*** DATA FOR REVIEW Section Begins ***

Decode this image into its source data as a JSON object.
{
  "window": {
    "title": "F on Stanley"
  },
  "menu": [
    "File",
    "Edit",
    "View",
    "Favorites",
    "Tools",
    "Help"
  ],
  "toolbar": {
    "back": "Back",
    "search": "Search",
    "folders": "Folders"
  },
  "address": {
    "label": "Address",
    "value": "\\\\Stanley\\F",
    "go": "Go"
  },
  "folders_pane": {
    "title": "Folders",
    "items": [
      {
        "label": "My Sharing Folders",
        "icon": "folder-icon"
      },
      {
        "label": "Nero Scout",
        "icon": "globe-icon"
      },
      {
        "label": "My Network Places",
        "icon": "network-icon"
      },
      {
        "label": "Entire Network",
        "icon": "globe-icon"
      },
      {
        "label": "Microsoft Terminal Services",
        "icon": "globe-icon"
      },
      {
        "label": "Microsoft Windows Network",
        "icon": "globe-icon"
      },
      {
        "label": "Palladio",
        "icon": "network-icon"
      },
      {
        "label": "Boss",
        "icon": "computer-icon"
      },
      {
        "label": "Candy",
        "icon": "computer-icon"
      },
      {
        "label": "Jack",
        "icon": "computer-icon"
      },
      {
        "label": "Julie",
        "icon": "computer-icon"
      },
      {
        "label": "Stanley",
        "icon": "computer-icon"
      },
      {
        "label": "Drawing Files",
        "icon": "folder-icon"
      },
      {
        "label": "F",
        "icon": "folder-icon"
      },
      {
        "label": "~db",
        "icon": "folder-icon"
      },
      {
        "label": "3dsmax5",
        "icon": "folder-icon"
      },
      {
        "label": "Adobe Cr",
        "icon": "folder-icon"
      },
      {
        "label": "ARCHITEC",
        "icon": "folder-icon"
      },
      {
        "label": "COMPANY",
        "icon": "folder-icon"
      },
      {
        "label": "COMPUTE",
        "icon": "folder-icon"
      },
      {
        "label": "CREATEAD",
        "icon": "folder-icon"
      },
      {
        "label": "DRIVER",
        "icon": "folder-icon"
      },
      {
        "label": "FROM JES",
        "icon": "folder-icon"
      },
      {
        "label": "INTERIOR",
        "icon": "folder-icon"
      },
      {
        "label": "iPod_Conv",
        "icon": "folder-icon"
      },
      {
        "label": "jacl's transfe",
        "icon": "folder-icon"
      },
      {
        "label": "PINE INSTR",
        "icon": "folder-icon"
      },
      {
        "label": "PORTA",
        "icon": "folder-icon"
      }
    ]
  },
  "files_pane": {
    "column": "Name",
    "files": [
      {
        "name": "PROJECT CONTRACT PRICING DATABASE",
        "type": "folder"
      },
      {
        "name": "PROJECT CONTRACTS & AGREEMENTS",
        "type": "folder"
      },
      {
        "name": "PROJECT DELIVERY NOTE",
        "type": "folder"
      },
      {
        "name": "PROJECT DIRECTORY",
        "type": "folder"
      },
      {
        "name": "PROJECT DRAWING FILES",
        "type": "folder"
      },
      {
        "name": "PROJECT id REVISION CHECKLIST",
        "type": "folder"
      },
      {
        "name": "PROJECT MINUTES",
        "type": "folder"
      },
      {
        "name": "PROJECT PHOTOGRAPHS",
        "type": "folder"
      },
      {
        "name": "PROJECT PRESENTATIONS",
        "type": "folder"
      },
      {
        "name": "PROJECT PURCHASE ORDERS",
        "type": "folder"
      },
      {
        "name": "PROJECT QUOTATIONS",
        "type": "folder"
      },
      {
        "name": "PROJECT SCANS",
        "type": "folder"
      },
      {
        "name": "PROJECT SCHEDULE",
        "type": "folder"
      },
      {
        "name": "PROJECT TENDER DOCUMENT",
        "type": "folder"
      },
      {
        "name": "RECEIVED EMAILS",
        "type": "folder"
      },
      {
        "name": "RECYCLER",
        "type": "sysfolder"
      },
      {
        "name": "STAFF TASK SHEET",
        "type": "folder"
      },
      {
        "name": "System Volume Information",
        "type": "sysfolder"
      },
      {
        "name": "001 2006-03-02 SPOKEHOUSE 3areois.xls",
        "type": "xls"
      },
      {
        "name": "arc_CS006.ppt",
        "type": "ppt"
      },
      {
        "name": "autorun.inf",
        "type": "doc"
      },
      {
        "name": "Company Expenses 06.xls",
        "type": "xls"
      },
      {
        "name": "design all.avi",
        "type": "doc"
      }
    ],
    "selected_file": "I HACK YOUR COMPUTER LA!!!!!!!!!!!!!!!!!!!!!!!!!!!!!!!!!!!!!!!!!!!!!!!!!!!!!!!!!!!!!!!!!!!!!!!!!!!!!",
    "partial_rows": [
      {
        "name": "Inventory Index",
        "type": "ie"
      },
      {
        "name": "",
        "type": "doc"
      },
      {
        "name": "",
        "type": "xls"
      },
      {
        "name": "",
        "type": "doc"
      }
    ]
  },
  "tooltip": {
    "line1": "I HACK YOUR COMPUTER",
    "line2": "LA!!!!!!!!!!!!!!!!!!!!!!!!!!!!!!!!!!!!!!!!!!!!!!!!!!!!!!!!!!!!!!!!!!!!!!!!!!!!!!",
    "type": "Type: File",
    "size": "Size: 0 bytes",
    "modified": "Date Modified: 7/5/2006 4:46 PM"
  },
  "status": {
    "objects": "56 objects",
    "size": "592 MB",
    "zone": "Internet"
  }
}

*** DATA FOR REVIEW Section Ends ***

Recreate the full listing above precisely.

▶ TASK ANSWER
Decode this image into its source data as a JSON object.
{
  "window": {
    "title": "F on Stanley"
  },
  "menu": [
    "File",
    "Edit",
    "View",
    "Favorites",
    "Tools",
    "Help"
  ],
  "toolbar": {
    "back": "Back",
    "search": "Search",
    "folders": "Folders"
  },
  "address": {
    "label": "Address",
    "value": "\\\\Stanley\\F",
    "go": "Go"
  },
  "folders_pane": {
    "title": "Folders",
    "items": [
      {
        "label": "My Sharing Folders",
        "icon": "folder-icon"
      },
      {
        "label": "Nero Scout",
        "icon": "globe-icon"
      },
      {
        "label": "My Network Places",
        "icon": "network-icon"
      },
      {
        "label": "Entire Network",
        "icon": "globe-icon"
      },
      {
        "label": "Microsoft Terminal Services",
        "icon": "globe-icon"
      },
      {
        "label": "Microsoft Windows Network",
        "icon": "globe-icon"
      },
      {
        "label": "Palladio",
        "icon": "network-icon"
      },
      {
        "label": "Boss",
        "icon": "computer-icon"
      },
      {
        "label": "Candy",
        "icon": "computer-icon"
      },
      {
        "label": "Jack",
        "icon": "computer-icon"
      },
      {
        "label": "Julie",
        "icon": "computer-icon"
      },
      {
        "label": "Stanley",
        "icon": "computer-icon"
      },
      {
        "label": "Drawing Files",
        "icon": "folder-icon"
      },
      {
        "label": "F",
        "icon": "folder-icon"
      },
      {
        "label": "~db",
        "icon": "folder-icon"
      },
      {
        "label": "3dsmax5",
        "icon": "folder-icon"
      },
      {
        "label": "Adobe Cr",
        "icon": "folder-icon"
      },
      {
        "label": "ARCHITEC",
        "icon": "folder-icon"
      },
      {
        "label": "COMPANY",
        "icon": "folder-icon"
      },
      {
        "label": "COMPUTE",
        "icon": "folder-icon"
      },
      {
        "label": "CREATEAD",
        "icon": "folder-icon"
      },
      {
        "label": "DRIVER",
        "icon": "folder-icon"
      },
      {
        "label": "FROM JES",
        "icon": "folder-icon"
      },
      {
        "label": "INTERIOR",
        "icon": "folder-icon"
      },
      {
        "label": "iPod_Conv",
        "icon": "folder-icon"
      },
      {
        "label": "jacl's transfe",
        "icon": "folder-icon"
      },
      {
        "label": "PINE INSTR",
        "icon": "folder-icon"
      },
      {
        "label": "PORTA",
        "icon": "folder-icon"
      }
    ]
  },
  "files_pane": {
    "column": "Name",
    "files": [
      {
        "name": "PROJECT CONTRACT PRICING DATABASE",
        "type": "folder"
      },
      {
        "name": "PROJECT CONTRACTS & AGREEMENTS",
        "type": "folder"
      },
      {
        "name": "PROJECT DELIVERY NOTE",
        "type": "folder"
      },
      {
        "name": "PROJECT DIRECTORY",
        "type": "folder"
      },
      {
        "name": "PROJECT DRAWING FILES",
        "type": "folder"
      },
      {
        "name": "PROJECT id REVISION CHECKLIST",
        "type": "folder"
      },
      {
        "name": "PROJECT MINUTES",
        "type": "folder"
      },
      {
        "name": "PROJECT PHOTOGRAPHS",
        "type": "folder"
      },
      {
        "name": "PROJECT PRESENTATIONS",
        "type": "folder"
      },
      {
        "name": "PROJECT PURCHASE ORDERS",
        "type": "folder"
      },
      {
        "name": "PROJECT QUOTATIONS",
        "type": "folder"
      },
      {
        "name": "PROJECT SCANS",
        "type": "folder"
      },
      {
        "name": "PROJECT SCHEDULE",
        "type": "folder"
      },
      {
        "name": "PROJECT TENDER DOCUMENT",
        "type": "folder"
      },
      {
        "name": "RECEIVED EMAILS",
        "type": "folder"
      },
      {
        "name": "RECYCLER",
        "type": "sysfolder"
      },
      {
        "name": "STAFF TASK SHEET",
        "type": "folder"
      },
      {
        "name": "System Volume Information",
        "type": "sysfolder"
      },
      {
        "name": "001 2006-03-02 SPOKEHOUSE 3areois.xls",
        "type": "xls"
      },
      {
        "name": "arc_CS006.ppt",
        "type": "ppt"
      },
      {
        "name": "autorun.inf",
        "type": "doc"
      },
      {
        "name": "Company Expenses 06.xls",
        "type": "xls"
      },
      {
        "name": "design all.avi",
        "type": "doc"
      }
    ],
    "selected_file": "I HACK YOUR COMPUTER LA!!!!!!!!!!!!!!!!!!!!!!!!!!!!!!!!!!!!!!!!!!!!!!!!!!!!!!!!!!!!!!!!!!!!!!!!!!!!!",
    "partial_rows": [
      {
        "name": "Inventory Index",
        "type": "ie"
      },
      {
        "name": "",
        "type": "doc"
      },
      {
        "name": "",
        "type": "xls"
      },
      {
        "name": "",
        "type": "doc"
      }
    ]
  },
  "tooltip": {
    "line1": "I HACK YOUR COMPUTER",
    "line2": "LA!!!!!!!!!!!!!!!!!!!!!!!!!!!!!!!!!!!!!!!!!!!!!!!!!!!!!!!!!!!!!!!!!!!!!!!!!!!!!!",
    "type": "Type: File",
    "size": "Size: 0 bytes",
    "modified": "Date Modified: 7/5/2006 4:46 PM"
  },
  "status": {
    "objects": "56 objects",
    "size": "592 MB",
    "zone": "Internet"
  }
}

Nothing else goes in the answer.